-- TASK MATERIAL follows --

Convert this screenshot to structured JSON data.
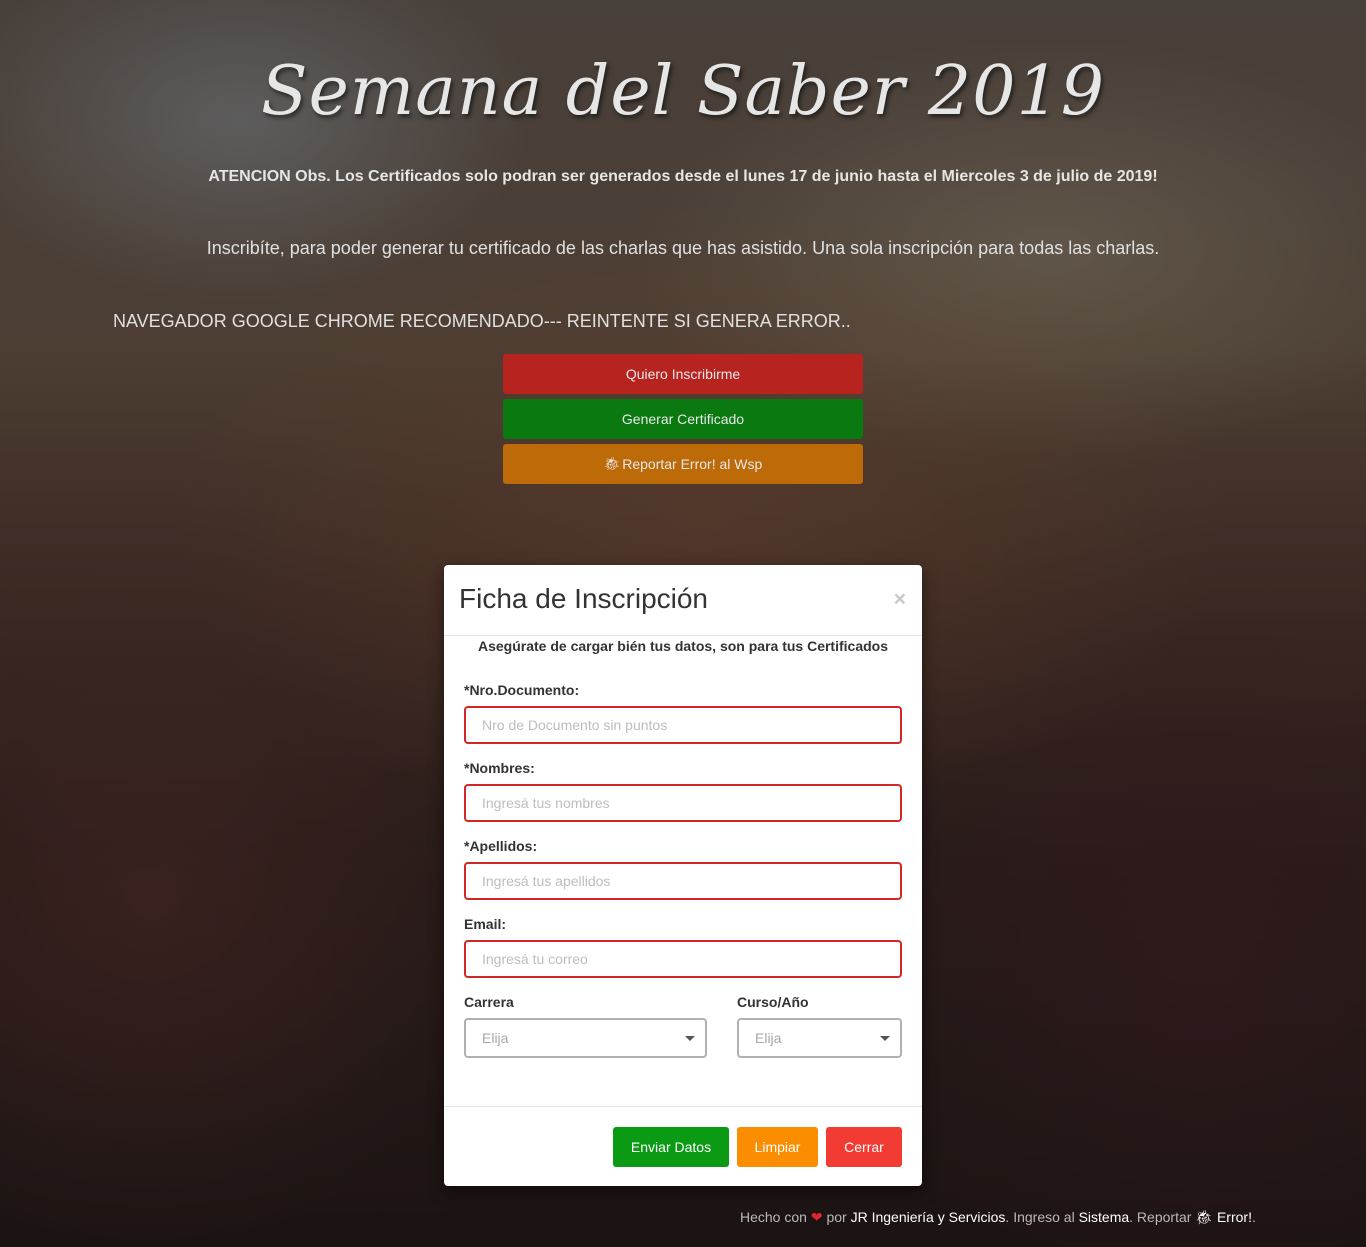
{
  "hero": {
    "title": "Semana del Saber 2019",
    "notice": "ATENCION Obs. Los Certificados solo podran ser generados desde el lunes 17 de junio hasta el Miercoles 3 de julio de 2019!",
    "intro": "Inscribíte, para poder generar tu certificado de las charlas que has asistido. Una sola inscripción para todas las charlas.",
    "browser_note": "NAVEGADOR GOOGLE CHROME RECOMENDADO--- REINTENTE SI GENERA ERROR..",
    "buttons": {
      "inscribe": "Quiero Inscribirme",
      "certificate": "Generar Certificado",
      "report_icon": "bug-icon",
      "report": "Reportar Error! al Wsp"
    }
  },
  "modal": {
    "title": "Ficha de Inscripción",
    "close_glyph": "×",
    "subtitle": "Asegúrate de cargar bién tus datos, son para tus Certificados",
    "fields": {
      "document": {
        "label": "*Nro.Documento:",
        "placeholder": "Nro de Documento sin puntos",
        "value": ""
      },
      "names": {
        "label": "*Nombres:",
        "placeholder": "Ingresá tus nombres",
        "value": ""
      },
      "surnames": {
        "label": "*Apellidos:",
        "placeholder": "Ingresá tus apellidos",
        "value": ""
      },
      "email": {
        "label": "Email:",
        "placeholder": "Ingresá tu correo",
        "value": ""
      },
      "career": {
        "label": "Carrera",
        "selected": "Elija"
      },
      "course": {
        "label": "Curso/Año",
        "selected": "Elija"
      }
    },
    "footer": {
      "send": "Enviar Datos",
      "clear": "Limpiar",
      "close": "Cerrar"
    }
  },
  "footer": {
    "made_with": "Hecho con",
    "heart_icon": "heart-icon",
    "by": "por",
    "company": "JR Ingeniería y Servicios",
    "login_text": ". Ingreso al",
    "system_link": "Sistema",
    "report_text": ". Reportar",
    "bug_icon": "bug-icon",
    "error_link": "Error!",
    "trailing": "."
  },
  "colors": {
    "inscribe": "#b7231f",
    "certificate": "#0a7a10",
    "report": "#bd6a08",
    "send": "#0a9a14",
    "clear": "#fa8d00",
    "close": "#f23b33",
    "input_border_error": "#d32626"
  }
}
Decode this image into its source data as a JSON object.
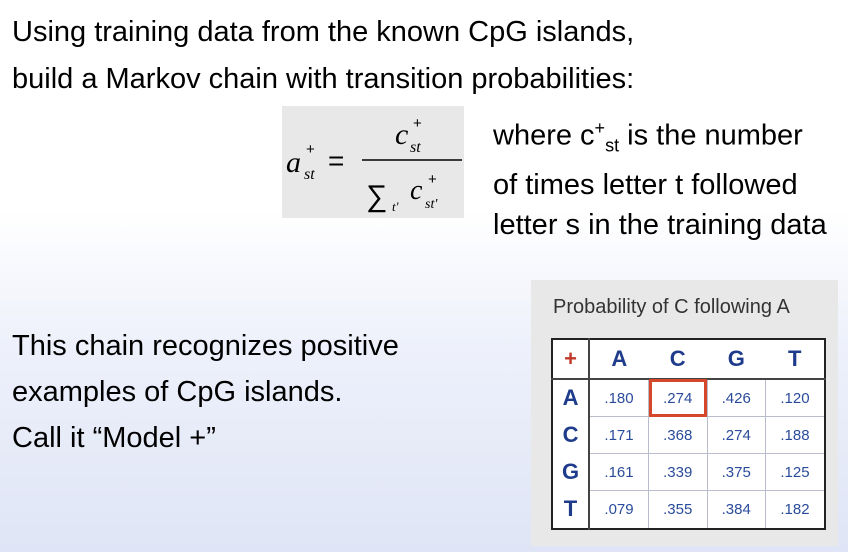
{
  "slide": {
    "intro_line1": "Using training data from the known CpG islands,",
    "intro_line2": "build a Markov chain with transition probabilities:"
  },
  "formula": {
    "lhs_base": "a",
    "lhs_sup": "+",
    "lhs_sub": "st",
    "equals": "=",
    "num_base": "c",
    "num_sup": "+",
    "num_sub": "st",
    "sum_symbol": "∑",
    "sum_sub": "t'",
    "den_base": "c",
    "den_sup": "+",
    "den_sub": "st'"
  },
  "explanation": {
    "l1_pre": "where c",
    "l1_sup": "+",
    "l1_sub": "st",
    "l1_post": " is the number",
    "l2": "of times letter t followed",
    "l3": "letter s in the training data"
  },
  "left_text": {
    "line1": "This chain recognizes positive",
    "line2": "examples of CpG islands.",
    "line3": "Call it “Model +”"
  },
  "prob_table": {
    "title": "Probability of C following A",
    "corner": "+",
    "col_headers": [
      "A",
      "C",
      "G",
      "T"
    ],
    "rows": [
      {
        "label": "A",
        "values": [
          ".180",
          ".274",
          ".426",
          ".120"
        ]
      },
      {
        "label": "C",
        "values": [
          ".171",
          ".368",
          ".274",
          ".188"
        ]
      },
      {
        "label": "G",
        "values": [
          ".161",
          ".339",
          ".375",
          ".125"
        ]
      },
      {
        "label": "T",
        "values": [
          ".079",
          ".355",
          ".384",
          ".182"
        ]
      }
    ],
    "highlighted_cell": {
      "row": "A",
      "col": "C"
    },
    "highlight_color": "#d4472a"
  }
}
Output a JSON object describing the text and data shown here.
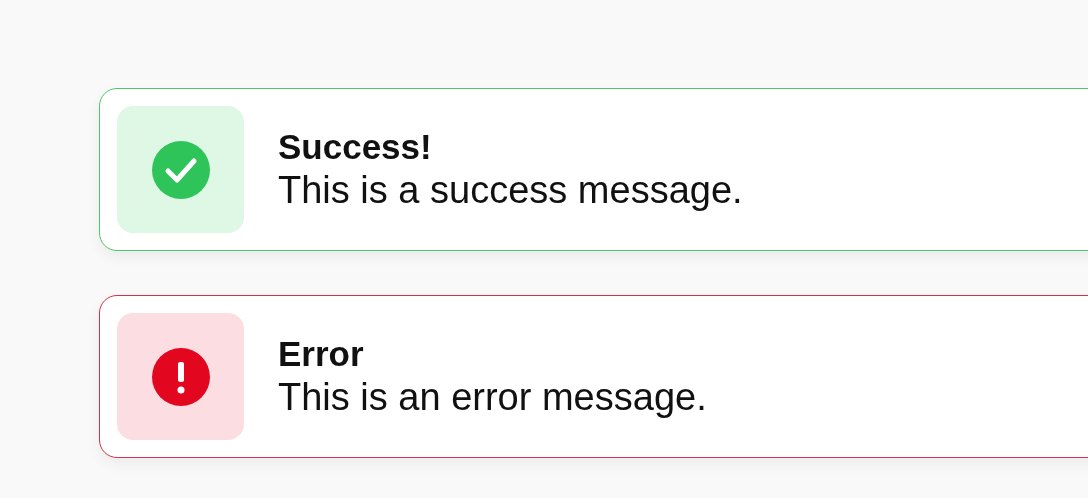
{
  "toasts": [
    {
      "kind": "success",
      "title": "Success!",
      "message": "This is a success message."
    },
    {
      "kind": "error",
      "title": "Error",
      "message": "This is an error message."
    }
  ]
}
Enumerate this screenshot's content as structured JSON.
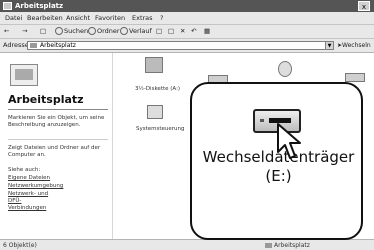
{
  "window": {
    "title": "Arbeitsplatz",
    "close_label": "x"
  },
  "menubar": {
    "items": [
      "Datei",
      "Bearbeiten",
      "Ansicht",
      "Favoriten",
      "Extras",
      "?"
    ]
  },
  "toolbar": {
    "search_label": "Suchen",
    "folders_label": "Ordner",
    "history_label": "Verlauf"
  },
  "address": {
    "label": "Adresse",
    "value": "Arbeitsplatz",
    "go_label": "Wechseln"
  },
  "left_pane": {
    "title": "Arbeitsplatz",
    "hint": "Markieren Sie ein Objekt, um seine Beschreibung anzuzeigen.",
    "show_contents": "Zeigt Dateien und Ordner auf der Computer an.",
    "see_also_label": "Siehe auch:",
    "links": [
      "Eigene Dateien",
      "Netzwerkumgebung",
      "Netzwerk- und DFÜ-Verbindungen"
    ]
  },
  "icons": {
    "floppy": "3½-Diskette (A:)",
    "control_panel": "Systemsteuerung"
  },
  "callout": {
    "drive_label_line1": "Wechseldatenträger",
    "drive_label_line2": "(E:)"
  },
  "statusbar": {
    "left": "6 Objekt(e)",
    "right": "Arbeitsplatz"
  }
}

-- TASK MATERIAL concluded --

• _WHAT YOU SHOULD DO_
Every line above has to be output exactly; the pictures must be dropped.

• _RESPONSE_
Convert this screenshot to structured JSON data.
{
  "hero": {
    "title": "Semana del Saber 2019",
    "notice": "ATENCION Obs. Los Certificados solo podran ser generados desde el lunes 17 de junio hasta el Miercoles 3 de julio de 2019!",
    "intro": "Inscribíte, para poder generar tu certificado de las charlas que has asistido. Una sola inscripción para todas las charlas.",
    "browser_note": "NAVEGADOR GOOGLE CHROME RECOMENDADO--- REINTENTE SI GENERA ERROR..",
    "buttons": {
      "inscribe": "Quiero Inscribirme",
      "certificate": "Generar Certificado",
      "report_icon": "bug-icon",
      "report": "Reportar Error! al Wsp"
    }
  },
  "modal": {
    "title": "Ficha de Inscripción",
    "close_glyph": "×",
    "subtitle": "Asegúrate de cargar bién tus datos, son para tus Certificados",
    "fields": {
      "document": {
        "label": "*Nro.Documento:",
        "placeholder": "Nro de Documento sin puntos",
        "value": ""
      },
      "names": {
        "label": "*Nombres:",
        "placeholder": "Ingresá tus nombres",
        "value": ""
      },
      "surnames": {
        "label": "*Apellidos:",
        "placeholder": "Ingresá tus apellidos",
        "value": ""
      },
      "email": {
        "label": "Email:",
        "placeholder": "Ingresá tu correo",
        "value": ""
      },
      "career": {
        "label": "Carrera",
        "selected": "Elija"
      },
      "course": {
        "label": "Curso/Año",
        "selected": "Elija"
      }
    },
    "footer": {
      "send": "Enviar Datos",
      "clear": "Limpiar",
      "close": "Cerrar"
    }
  },
  "footer": {
    "made_with": "Hecho con",
    "heart_icon": "heart-icon",
    "by": "por",
    "company": "JR Ingeniería y Servicios",
    "login_text": ". Ingreso al",
    "system_link": "Sistema",
    "report_text": ". Reportar",
    "bug_icon": "bug-icon",
    "error_link": "Error!",
    "trailing": "."
  },
  "colors": {
    "inscribe": "#b7231f",
    "certificate": "#0a7a10",
    "report": "#bd6a08",
    "send": "#0a9a14",
    "clear": "#fa8d00",
    "close": "#f23b33",
    "input_border_error": "#d32626"
  }
}
Decode this image into its source data as a JSON object.
{
  "slide": {
    "intro_line1": "Using training data from the known CpG islands,",
    "intro_line2": "build a Markov chain with transition probabilities:"
  },
  "formula": {
    "lhs_base": "a",
    "lhs_sup": "+",
    "lhs_sub": "st",
    "equals": "=",
    "num_base": "c",
    "num_sup": "+",
    "num_sub": "st",
    "sum_symbol": "∑",
    "sum_sub": "t'",
    "den_base": "c",
    "den_sup": "+",
    "den_sub": "st'"
  },
  "explanation": {
    "l1_pre": "where c",
    "l1_sup": "+",
    "l1_sub": "st",
    "l1_post": " is the number",
    "l2": "of times letter t followed",
    "l3": "letter s in the training data"
  },
  "left_text": {
    "line1": "This chain recognizes positive",
    "line2": "examples of CpG islands.",
    "line3": "Call it “Model +”"
  },
  "prob_table": {
    "title": "Probability of C following A",
    "corner": "+",
    "col_headers": [
      "A",
      "C",
      "G",
      "T"
    ],
    "rows": [
      {
        "label": "A",
        "values": [
          ".180",
          ".274",
          ".426",
          ".120"
        ]
      },
      {
        "label": "C",
        "values": [
          ".171",
          ".368",
          ".274",
          ".188"
        ]
      },
      {
        "label": "G",
        "values": [
          ".161",
          ".339",
          ".375",
          ".125"
        ]
      },
      {
        "label": "T",
        "values": [
          ".079",
          ".355",
          ".384",
          ".182"
        ]
      }
    ],
    "highlighted_cell": {
      "row": "A",
      "col": "C"
    },
    "highlight_color": "#d4472a"
  }
}
Output a JSON object describing the text and data shown here.
{
  "toasts": [
    {
      "kind": "success",
      "title": "Success!",
      "message": "This is a success message."
    },
    {
      "kind": "error",
      "title": "Error",
      "message": "This is an error message."
    }
  ]
}
Enumerate this screenshot's content as structured JSON.
{
  "window": {
    "title": "Arbeitsplatz",
    "close_label": "x"
  },
  "menubar": {
    "items": [
      "Datei",
      "Bearbeiten",
      "Ansicht",
      "Favoriten",
      "Extras",
      "?"
    ]
  },
  "toolbar": {
    "search_label": "Suchen",
    "folders_label": "Ordner",
    "history_label": "Verlauf"
  },
  "address": {
    "label": "Adresse",
    "value": "Arbeitsplatz",
    "go_label": "Wechseln"
  },
  "left_pane": {
    "title": "Arbeitsplatz",
    "hint": "Markieren Sie ein Objekt, um seine Beschreibung anzuzeigen.",
    "show_contents": "Zeigt Dateien und Ordner auf der Computer an.",
    "see_also_label": "Siehe auch:",
    "links": [
      "Eigene Dateien",
      "Netzwerkumgebung",
      "Netzwerk- und DFÜ-Verbindungen"
    ]
  },
  "icons": {
    "floppy": "3½-Diskette (A:)",
    "control_panel": "Systemsteuerung"
  },
  "callout": {
    "drive_label_line1": "Wechseldatenträger",
    "drive_label_line2": "(E:)"
  },
  "statusbar": {
    "left": "6 Objekt(e)",
    "right": "Arbeitsplatz"
  }
}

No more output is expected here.